Bengaluru: Most doctors treating patients in casualty wards of hospitals are not experts in emergency care, trained as they are in general medicine. But things are likely to change soon.
According to a recent diktat of the Medical Council of India (MCI), all medical colleges have to be equipped with fully functional emergency departments by March 31, 2022, failing which their courses will not get the required sanction.
With MCI stipulating all medical colleges seeking ‘letter of permission’ for MBBS batch of 2022-23 get fully functional emergency departments, undergraduate and postgraduate students are likely to get adequate training in handling emergency, trauma and accident cases.
According to norms, a fully functional emergency department of a medical college needs to have a professor, an associate professor and two assistant professors, all specialised in emergency medicine. Dr S Sachidananda, vice-chancellor, Rajiv Gandhi University of Health Sciences (RGUHS), told TOI not more than 5-6 medical colleges of 55 in the state have emergency departments.
The university started an MD course in emergency medicine four years ago and there are eight seats available under it every year.
“Though all medical colleges have casualty wards, they are not organised emergency departments. Now, the MCI has mandated all medical colleges be equipped with well-established emergency departments. The council may allow relaxation of a couple of years for the existing medical colleges. Once the emergency medicine department comes into effect, it will have expert doctors specialised in emergency medicine,” said Dr Sacchidananda.

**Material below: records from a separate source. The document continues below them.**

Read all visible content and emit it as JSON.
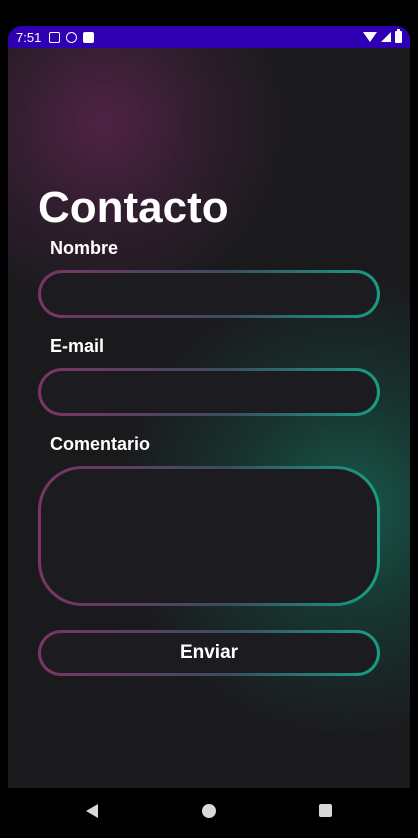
{
  "status_bar": {
    "time": "7:51",
    "left_icons": [
      "a-icon",
      "p-icon",
      "sd-card-icon"
    ],
    "right_icons": [
      "wifi-icon",
      "cell-signal-icon",
      "battery-icon"
    ],
    "color": "#2f00b3"
  },
  "page": {
    "title": "Contacto"
  },
  "form": {
    "name_label": "Nombre",
    "email_label": "E-mail",
    "comment_label": "Comentario",
    "name_value": "",
    "email_value": "",
    "comment_value": "",
    "submit_label": "Enviar"
  },
  "colors": {
    "background": "#1a1a1d",
    "gradient_start": "#7c3466",
    "gradient_end": "#169e84",
    "text": "#ffffff"
  },
  "nav_bar": {
    "icons": [
      "back-icon",
      "home-icon",
      "recents-icon"
    ]
  }
}
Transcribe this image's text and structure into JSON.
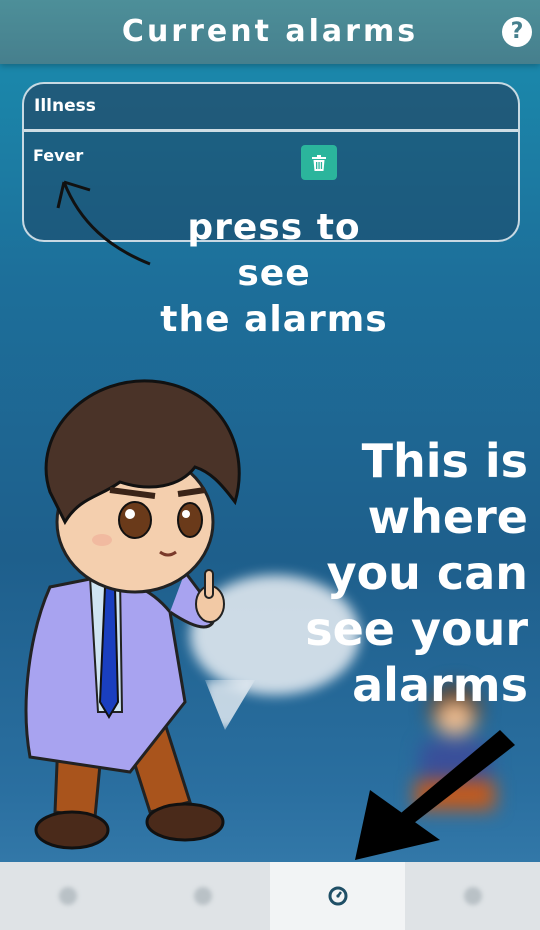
{
  "header": {
    "title": "Current alarms",
    "help_icon": "help-icon",
    "help_glyph": "?"
  },
  "card": {
    "section_title": "Illness",
    "alarms": [
      {
        "name": "Fever",
        "delete_icon": "trash-icon"
      }
    ]
  },
  "tutorial": {
    "hint_line1": "press to see",
    "hint_line2": "the alarms",
    "big_line1": "This is",
    "big_line2": "where",
    "big_line3": "you can",
    "big_line4": "see your",
    "big_line5": "alarms"
  },
  "bottom_nav": {
    "items": [
      {
        "icon": "home-icon",
        "active": false
      },
      {
        "icon": "calendar-icon",
        "active": false
      },
      {
        "icon": "alarm-clock-icon",
        "active": true
      },
      {
        "icon": "settings-icon",
        "active": false
      }
    ]
  },
  "colors": {
    "header_bg": "#467f8d",
    "delete_button": "#2bb59c",
    "nav_active_icon": "#1f4f66"
  }
}
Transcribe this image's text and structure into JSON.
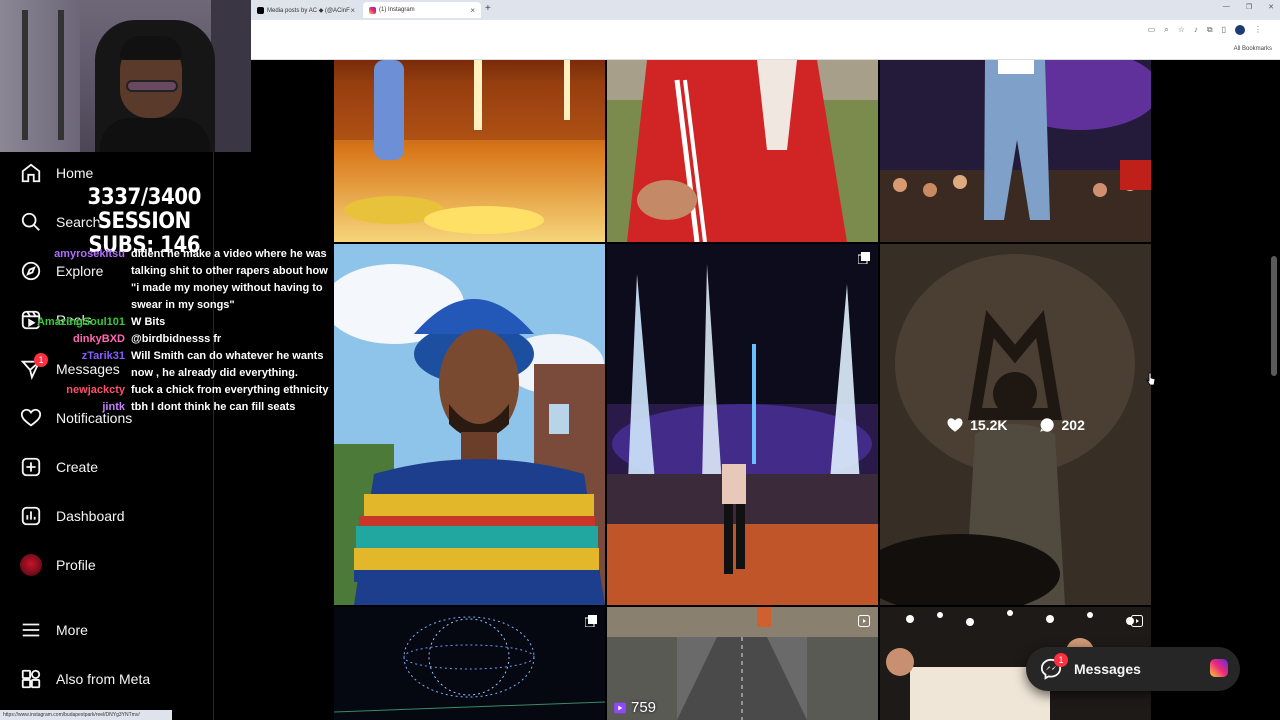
{
  "browser": {
    "tabs": [
      {
        "title": "Media posts by AC ◆ (@ACinF",
        "active": false,
        "favicon_color": "#000000"
      },
      {
        "title": "(1) Instagram",
        "active": true,
        "favicon_color": "#e1306c"
      }
    ],
    "new_tab": "+",
    "bookmarks_label": "All Bookmarks",
    "status_url": "https://www.instagram.com/budapestpark/reel/DNYg3YNTmv/"
  },
  "stream": {
    "sub_goal": "3337/3400",
    "session_subs": "SESSION SUBS: 146",
    "chat": [
      {
        "user": "amyrosekitsu",
        "color": "#b06cff",
        "message": "dident he make a video where he was talking shit to other rapers about how \"i made my money without having to swear in my songs\""
      },
      {
        "user": "AmazingSoul101",
        "color": "#32cd32",
        "message": "W Bits"
      },
      {
        "user": "dinkyBXD",
        "color": "#ff69b4",
        "message": "@birdbidnesss fr"
      },
      {
        "user": "zTarik31",
        "color": "#8a5cff",
        "message": "Will Smith can do whatever he wants now , he already did everything."
      },
      {
        "user": "newjackcty",
        "color": "#ff4d6d",
        "message": "fuck a chick from everything ethnicity"
      },
      {
        "user": "jintk",
        "color": "#c77dff",
        "message": "tbh I dont think he can fill seats"
      }
    ]
  },
  "sidebar": {
    "items": [
      {
        "label": "Home",
        "icon": "home-icon"
      },
      {
        "label": "Search",
        "icon": "search-icon"
      },
      {
        "label": "Explore",
        "icon": "compass-icon"
      },
      {
        "label": "Reels",
        "icon": "reels-icon"
      },
      {
        "label": "Messages",
        "icon": "messenger-icon",
        "badge": "1"
      },
      {
        "label": "Notifications",
        "icon": "heart-icon"
      },
      {
        "label": "Create",
        "icon": "plus-square-icon"
      },
      {
        "label": "Dashboard",
        "icon": "dashboard-icon"
      },
      {
        "label": "Profile",
        "icon": "profile-avatar"
      },
      {
        "label": "More",
        "icon": "menu-icon"
      },
      {
        "label": "Also from Meta",
        "icon": "meta-apps-icon"
      }
    ]
  },
  "grid": {
    "hovered": {
      "likes": "15.2K",
      "comments": "202"
    },
    "reel_views": "759"
  },
  "messages_float": {
    "label": "Messages",
    "badge": "1"
  },
  "colors": {
    "background": "#000000",
    "badge": "#ff3040",
    "pill": "#262626"
  }
}
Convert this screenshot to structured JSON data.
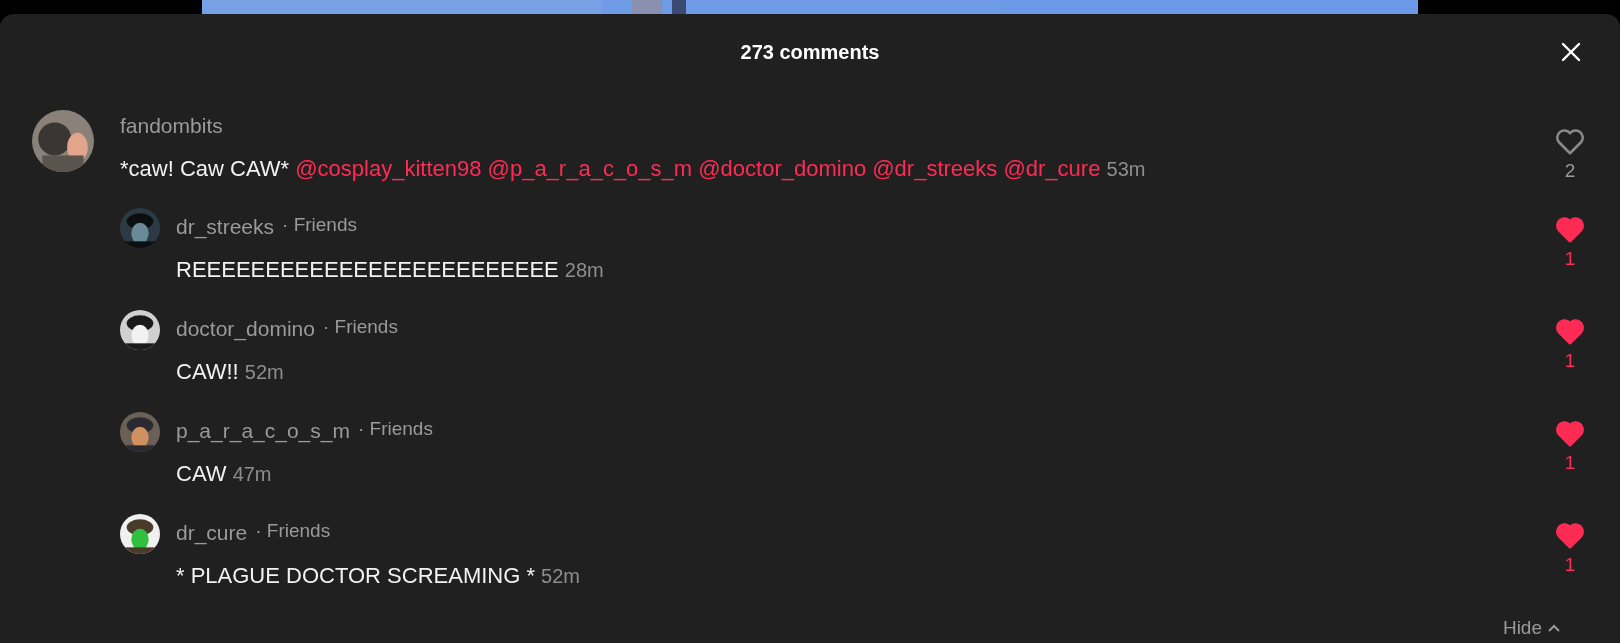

‘Field has gained traction’
Emergency medicine has gained importance in recent years in the wake of accidents, natural disasters, epidemics and related events. “Currently, in most of the hospitals associated with medical colleges, the casualty ward is run by a doctor qualified in general medicine. Over seven-eight years ago, there was no concept of emergency medicine as a specialised course, at least in India. Now there is a need to give prominence to MD course in intensive care, MD in family medicine, MD in geriatric care, along with MD in emergency care,” said a senior professor associated with RGUHS.
Specialists raise concerns
A set of emergency specialists in the country has time and again been raising objections to ‘fake’ emergency medicine experts.
“There are some doctors who have obtained a fellowship in emergency medicine and claim to be specialists in the field. These courses are not recognised by MCI and hence they are not post-graduates in emergency medicine. It’s high time the country focuses on starting a PG course in emergency medicine across medical colleges,” said a senior doctor.-Times Of India